3 QUESTIONS: ROOFING WITH TIMBERLINE CONSTRUCTION LLC

Every month, we seek to bring our readers insight from the worlds of home construction, home repair, and home maintenance straight from local Northwest Washington contractors in a segment we call “3 Questions.” Yep, you guessed it: we ask three questions, and the contractors answer them.

This month, in our inaugural edition of “3 Questions,” we spoke with Norman Flint—owner of Timberline Construction LLC—about some common roofing questions.”

Q1: What’s your favorite type of composition roof and why?
“Architectural composition is the most universal and widely used. It has longevity and looks good on a variety of buildings.”

Q2: What are your thoughts about pressure washing roofs?
“Pressure washing roofs tend to cause more damage than benefit. Moss treatment products are best applied early. Consistent maintenance for moss is a better approach. Once the moss gets rooted, it is a difficult process of scraping and light pressure washing. It is best to address moss in the dry months when the roots of the moss are dried out.”

Q3: For asphalt composition roofs, what are the most significant issues you discover when inspecting roofs coming to end-of-life? 
“The biggest problem with any roof coming to the end-of-life is that owners wait too long to replace them. This leads to a host of issues, ranging from (roofing) blow off, leaks, water damage, and rot-related issues.”

About Timberline Construction
Timberline performs full construction services for new construction and remodels, including services related to roofing, siding, decks, additions, etc. The company—started in 1990 by Norman—is based in Eastsound on Orcas Island, and serves Orcas Island, Shaw Island and the outer islands.

“We are a small, hands-on crew, which ensures quality for our customers,” Flint said. A big thanks to Norman and Timberline for their responses.

Questions or comments about roofing or home inspections in general? Go “All” in and tweet us (@AIHomeInspect).

Temperature pressure relief (TPR) valves
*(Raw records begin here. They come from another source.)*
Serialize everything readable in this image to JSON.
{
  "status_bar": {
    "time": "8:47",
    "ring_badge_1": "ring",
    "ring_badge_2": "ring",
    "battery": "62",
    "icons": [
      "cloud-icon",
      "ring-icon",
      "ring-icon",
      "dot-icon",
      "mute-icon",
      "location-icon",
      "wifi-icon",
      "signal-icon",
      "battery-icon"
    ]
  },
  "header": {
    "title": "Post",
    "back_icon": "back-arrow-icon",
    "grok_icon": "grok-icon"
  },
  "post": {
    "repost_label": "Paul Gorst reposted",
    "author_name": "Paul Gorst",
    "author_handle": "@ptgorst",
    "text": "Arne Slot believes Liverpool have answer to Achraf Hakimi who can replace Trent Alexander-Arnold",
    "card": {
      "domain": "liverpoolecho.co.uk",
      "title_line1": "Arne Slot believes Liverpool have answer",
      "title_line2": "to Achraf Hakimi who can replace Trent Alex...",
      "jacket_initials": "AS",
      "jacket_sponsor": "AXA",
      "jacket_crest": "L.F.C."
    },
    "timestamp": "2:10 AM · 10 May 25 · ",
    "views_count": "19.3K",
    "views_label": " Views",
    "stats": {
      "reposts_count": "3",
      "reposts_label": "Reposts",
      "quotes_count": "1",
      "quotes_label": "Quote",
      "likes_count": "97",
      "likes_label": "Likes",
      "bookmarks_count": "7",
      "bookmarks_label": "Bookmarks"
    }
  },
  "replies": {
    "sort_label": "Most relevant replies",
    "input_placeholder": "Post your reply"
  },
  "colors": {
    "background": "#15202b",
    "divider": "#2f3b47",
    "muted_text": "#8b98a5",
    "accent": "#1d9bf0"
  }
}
Pictured here is a typical TPR (temperature-pressure-relief) valve, installed on all water heaters.  Code requires the installation of a ¾-inch solid pipe, discharging to the exterior or extending to within six (6) inches of the floor for safety reasons.  The TPR valve is designed to discharge high temperature and/or high pressure water if the water heater overheats or develops too much internal pressure.  Without a TPR valve, the water heater could literally blow up in the event of overheating or excessive pressure build-up.  The reason we extend the pipe is because, in the event that it discharges, we don’t want it discharging high pressure, high temperature water towards a person which would be a definite safety issue.   This was discovered at a recent home inspection on Shaw Island in the San Juan Islands.